The preceding chapter, “Between a sign and a brand,” addresses the current law in the UK and the EU regarding which signs can be a registered trademark, and the scope of protection a trademark receives. Jennifer Davis also considers the extent to which that scope does or should cover the more ineffable subject matter of “brand values.” This comment from the perspective of United States trademark law will follow a similar plan. It first will address what is (and is not) a trademark, focusing on the extensions of trademarks beyond traditional word marks and design marks (logos; trade dress [get-up]) to the more controversial categories of product shape, colors, sounds, smells, tastes and touch. It then will explore the scope of protection, particularly with reference to recent legislation concerning “dilution,” representing Congress’ latest attempt to provide greater legal security to the “commercial magnetism” of famous marks, while recognizing the free speech interests in the parodies, critiques and comparisons those marks also attract.
In US trademark law, state common law and federal statutory regimes cohabitate: statutory protection under the Lanham Federal Trademarks Act adds to but does not fully supersede the underlying common law rules and rationale for trademark protection.

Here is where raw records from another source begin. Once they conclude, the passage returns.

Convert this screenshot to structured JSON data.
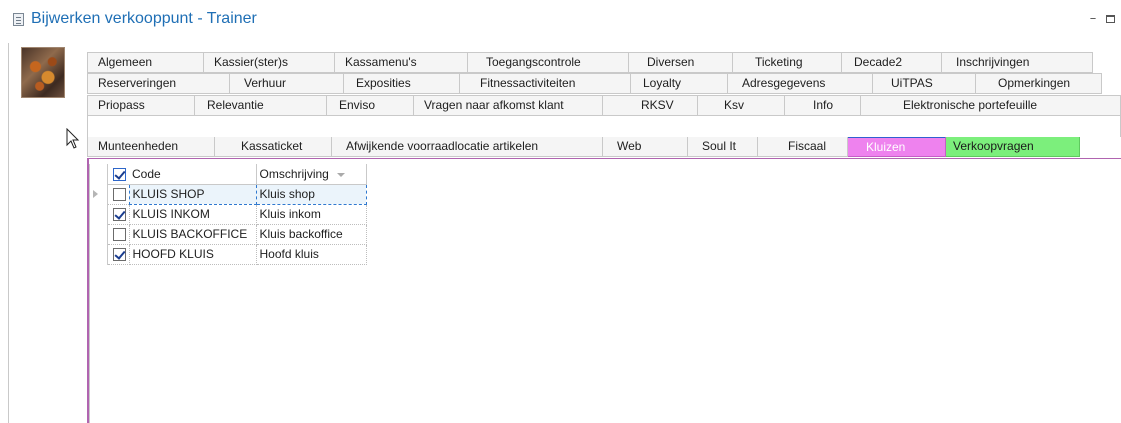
{
  "window": {
    "title": "Bijwerken verkooppunt - Trainer",
    "minimize": "–",
    "close": ":"
  },
  "tabs": {
    "row1": [
      "Algemeen",
      "Kassier(ster)s",
      "Kassamenu's",
      "Toegangscontrole",
      "Diversen",
      "Ticketing",
      "Decade2",
      "Inschrijvingen"
    ],
    "row2": [
      "Reserveringen",
      "Verhuur",
      "Exposities",
      "Fitnessactiviteiten",
      "Loyalty",
      "Adresgegevens",
      "UiTPAS",
      "Opmerkingen"
    ],
    "row3": [
      "Priopass",
      "Relevantie",
      "Enviso",
      "Vragen naar afkomst klant",
      "RKSV",
      "Ksv",
      "Info",
      "Elektronische portefeuille"
    ],
    "row4": [
      "Munteenheden",
      "Kassaticket",
      "Afwijkende voorraadlocatie artikelen",
      "Web",
      "Soul It",
      "Fiscaal",
      "Kluizen",
      "Verkoopvragen"
    ]
  },
  "grid": {
    "header_checked": true,
    "columns": [
      "Code",
      "Omschrijving"
    ],
    "rows": [
      {
        "checked": false,
        "code": "KLUIS SHOP",
        "omschrijving": "Kluis shop"
      },
      {
        "checked": true,
        "code": "KLUIS INKOM",
        "omschrijving": "Kluis inkom"
      },
      {
        "checked": false,
        "code": "KLUIS BACKOFFICE",
        "omschrijving": "Kluis backoffice"
      },
      {
        "checked": true,
        "code": "HOOFD KLUIS",
        "omschrijving": "Hoofd kluis"
      }
    ]
  },
  "colors": {
    "title": "#1f6fb5",
    "tab_kluizen": "#ee82ee",
    "tab_verkoopvragen": "#7cef7c",
    "panel_border": "#b064b0"
  }
}
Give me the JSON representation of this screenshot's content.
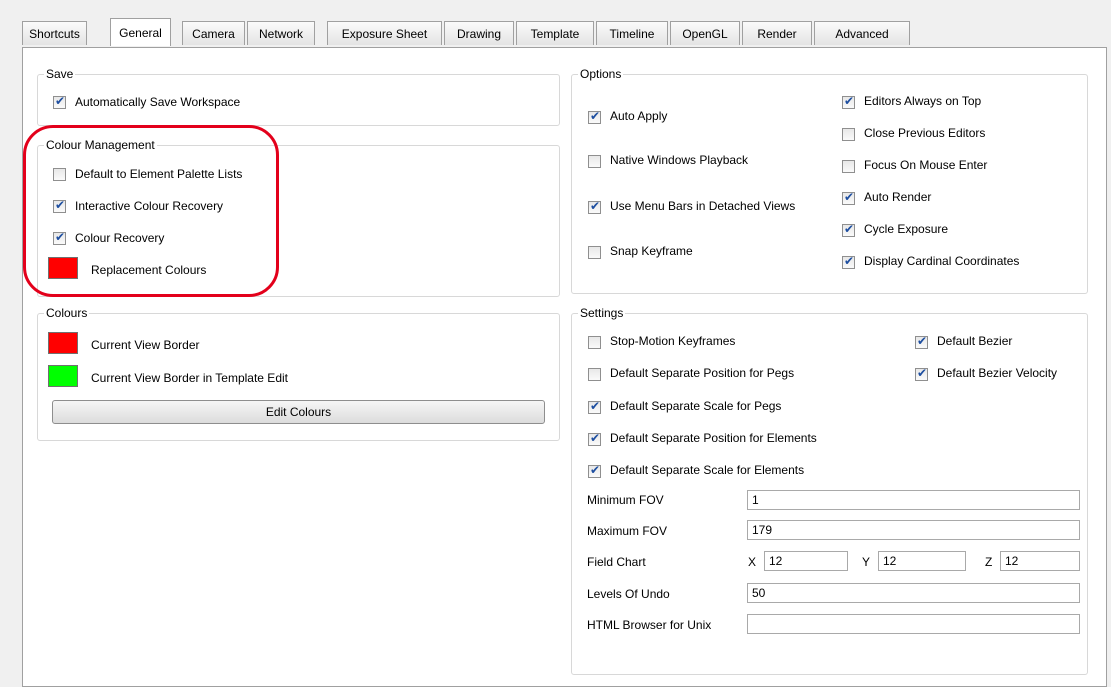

Thus, for example, carrying forward the common law rule that “There is no such thing as a property in a trade-mark except as a right appurtenant to an established business” a mark will not be registered unless it has been “used in commerce.
Intellectual Property Law | Law
Jane C. Ginsburg,
"See Me, Feel Me, Touch Me, Hea[r] Me" (and Maybe Smell and Taste Me, Too): I am a Trademark – A US Perspective,
Trade Marks and Brands: An Interdisciplinary Critique, Lionel Bently, Jennifer Davis and Jane C. Ginsburg (Eds.), Cambridge University Press
Available at: https://scholarship.law.columbia.edu/faculty_scholarship/4294